A toxic trio of parental problems strongly linked to childhood sexual abuse

A new study has found that adults who had parents who struggled with substance dependence, intimate partner violence and mental illness are more than 10 times more likely to have been victims of childhood sexual abuse than those whose parents did not have these problems, once age and race are taken into account.

The study, by researchers at the University of Toronto’s Factor-Inwentash Faculty of Social Work and Institute of Life Course & Aging, was published online this week in the journal Social Work.

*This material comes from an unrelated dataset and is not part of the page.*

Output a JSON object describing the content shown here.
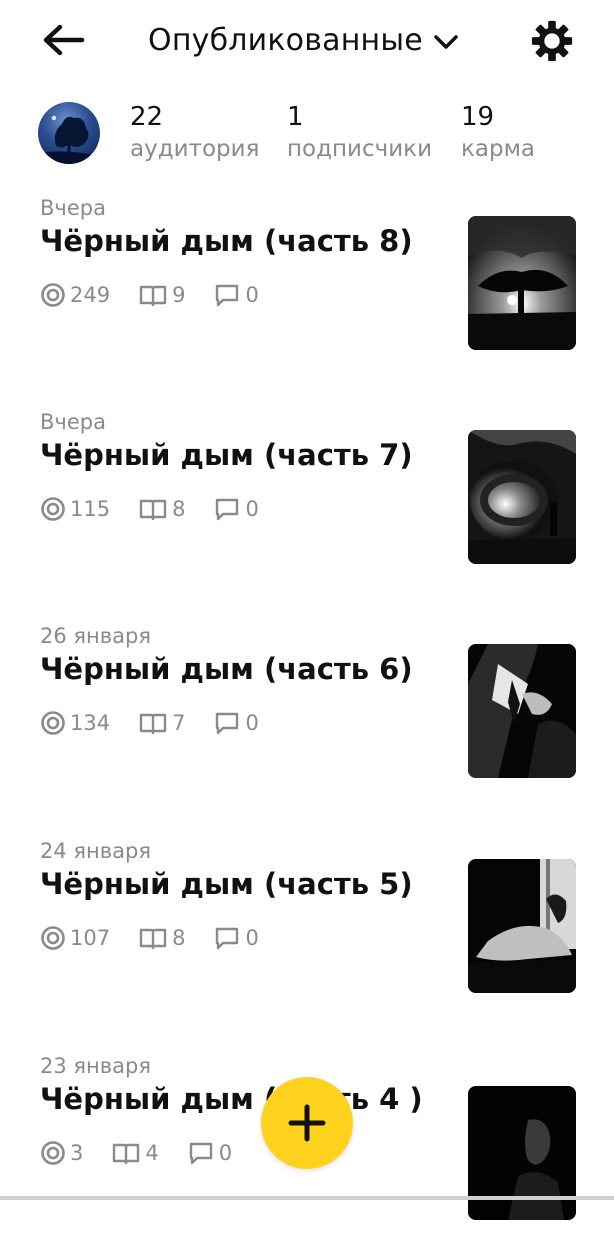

With each risk factor present, the prevalence of childhood sexual abuse increased dramatically. About one percent of men and two percent of women who were not exposed to parental substance dependence, intimate partner violence, or mental illness reported that they had been sexually abused during their childhood. For those exposed to one of these childhood adversities, the prevalence of childhood sexual abuse nearly tripled to 2.7 percent for men and 6.4 percent for women. Exposure to two of the risk factors was linked to an additional increase in the prevalence of childhood sexual abuse (5.5 percent for men and 15.5 percent for women). For those who came from chaotic homes where all three main risk factors were present, the prevalence of childhood sexual abuse was 11.6 percent for men and 26.4 percent for women.

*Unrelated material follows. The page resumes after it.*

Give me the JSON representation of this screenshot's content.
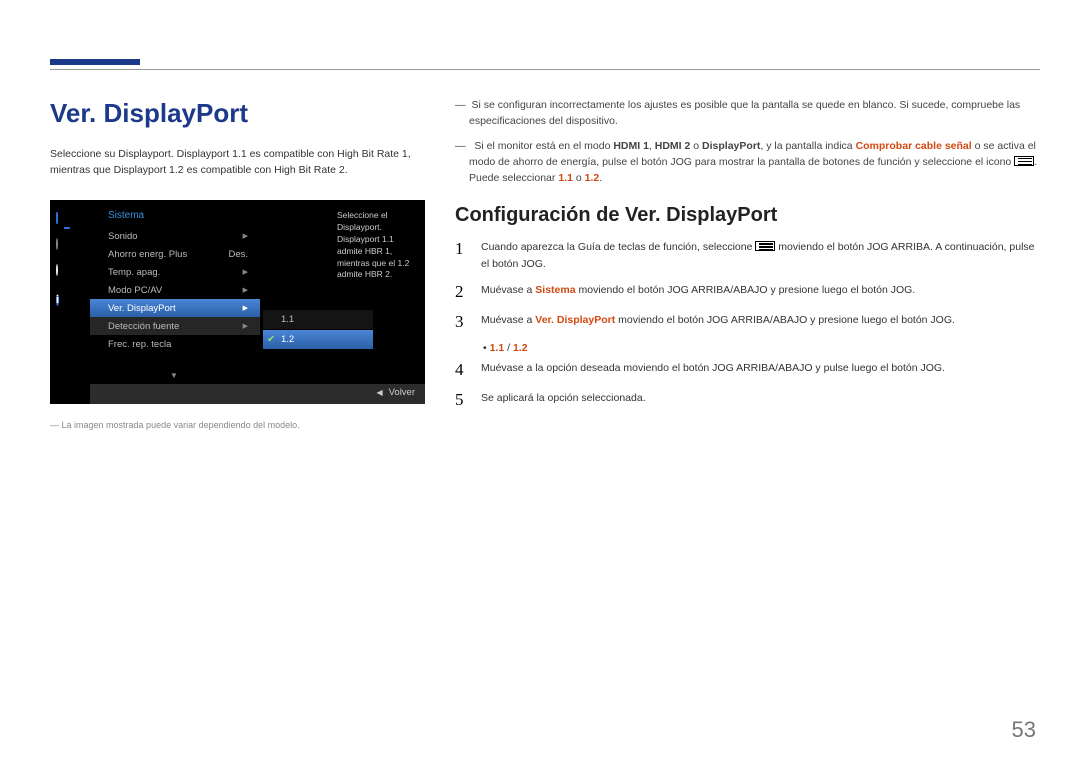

“The finding of more than a ten-fold difference in the prevalence of sexual abuse from those exposed to three childhood adversities to those with none was quite shocking,” says co-author Senyo Agbeyaka, a recent University of Toronto MSW graduate who is a social worker at University Health Network. “It is rare to see such a big effect and for the effect to be so consistent for both men and women.”

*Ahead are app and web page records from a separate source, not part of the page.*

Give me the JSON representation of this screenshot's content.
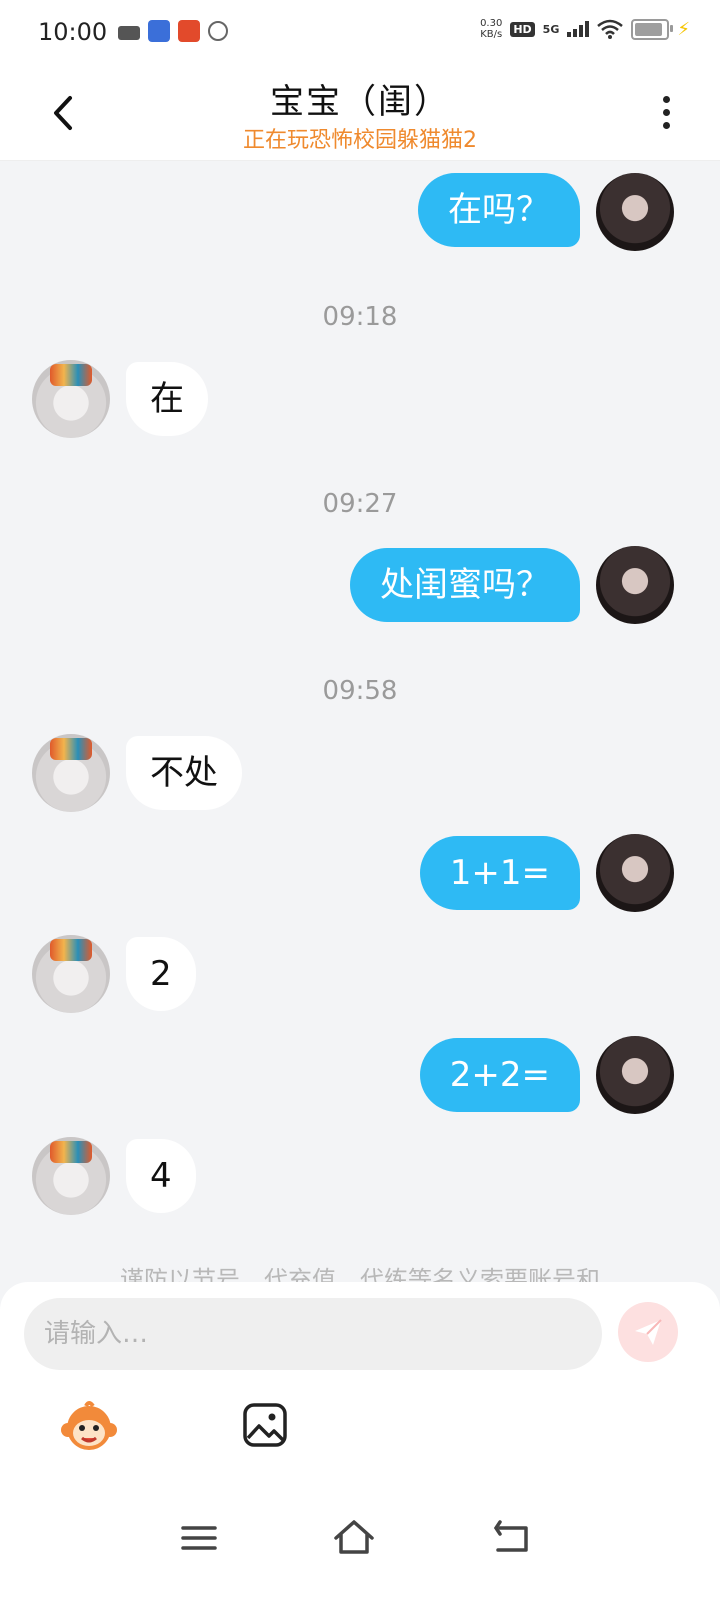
{
  "status_bar": {
    "time": "10:00",
    "net_speed_value": "0.30",
    "net_speed_unit": "KB/s",
    "hd_label": "HD",
    "network_label": "5G",
    "battery_level": 0.9,
    "battery_color": "#9e9e9e"
  },
  "header": {
    "title": "宝宝（闺）",
    "subtitle": "正在玩恐怖校园躲猫猫2",
    "subtitle_color": "#ef8a2e"
  },
  "messages": [
    {
      "side": "me",
      "text": "在吗？"
    },
    {
      "type": "time",
      "text": "09:18"
    },
    {
      "side": "peer",
      "text": "在"
    },
    {
      "type": "time",
      "text": "09:27"
    },
    {
      "side": "me",
      "text": "处闺蜜吗？"
    },
    {
      "type": "time",
      "text": "09:58"
    },
    {
      "side": "peer",
      "text": "不处"
    },
    {
      "side": "me",
      "text": "1+1="
    },
    {
      "side": "peer",
      "text": "2"
    },
    {
      "side": "me",
      "text": "2+2="
    },
    {
      "side": "peer",
      "text": "4"
    }
  ],
  "notice": "谨防以节号、代充值、代练等名义索要账号和",
  "input": {
    "placeholder": "请输入…"
  },
  "colors": {
    "my_bubble": "#2ebaf4",
    "peer_bubble": "#ffffff",
    "background": "#f3f4f6"
  },
  "icons": {
    "back": "chevron-left-icon",
    "more": "more-vertical-icon",
    "send": "send-icon",
    "emoji": "monkey-emoji-icon",
    "image": "image-icon",
    "nav_menu": "menu-icon",
    "nav_home": "home-icon",
    "nav_back": "back-arrow-icon"
  }
}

The researchers decided to conduct the study a second time in a different population-based independent sample in order to see if they could replicate the findings.

“The findings from both surveys were remarkably similar, suggesting that the associations are particularly robust and worthy of further investigation,” Agbeyaka says.

The study was based on two representative community samples: one study conducted in 2010 with 22,868 adults and the second, in 2012, with a different sample of 29,801 adults. The data were drawn from the Brief Risk Factor Surveillance Survey (BRFSS) and separate analyses were conducted for each sex. Two major limitations of the study are use of retrospective self-report of these early adversities and a lack of information on the exact timing when they occurred. The findings only indicate correlation and cannot be interpreted as causative.

Source: Read Full Article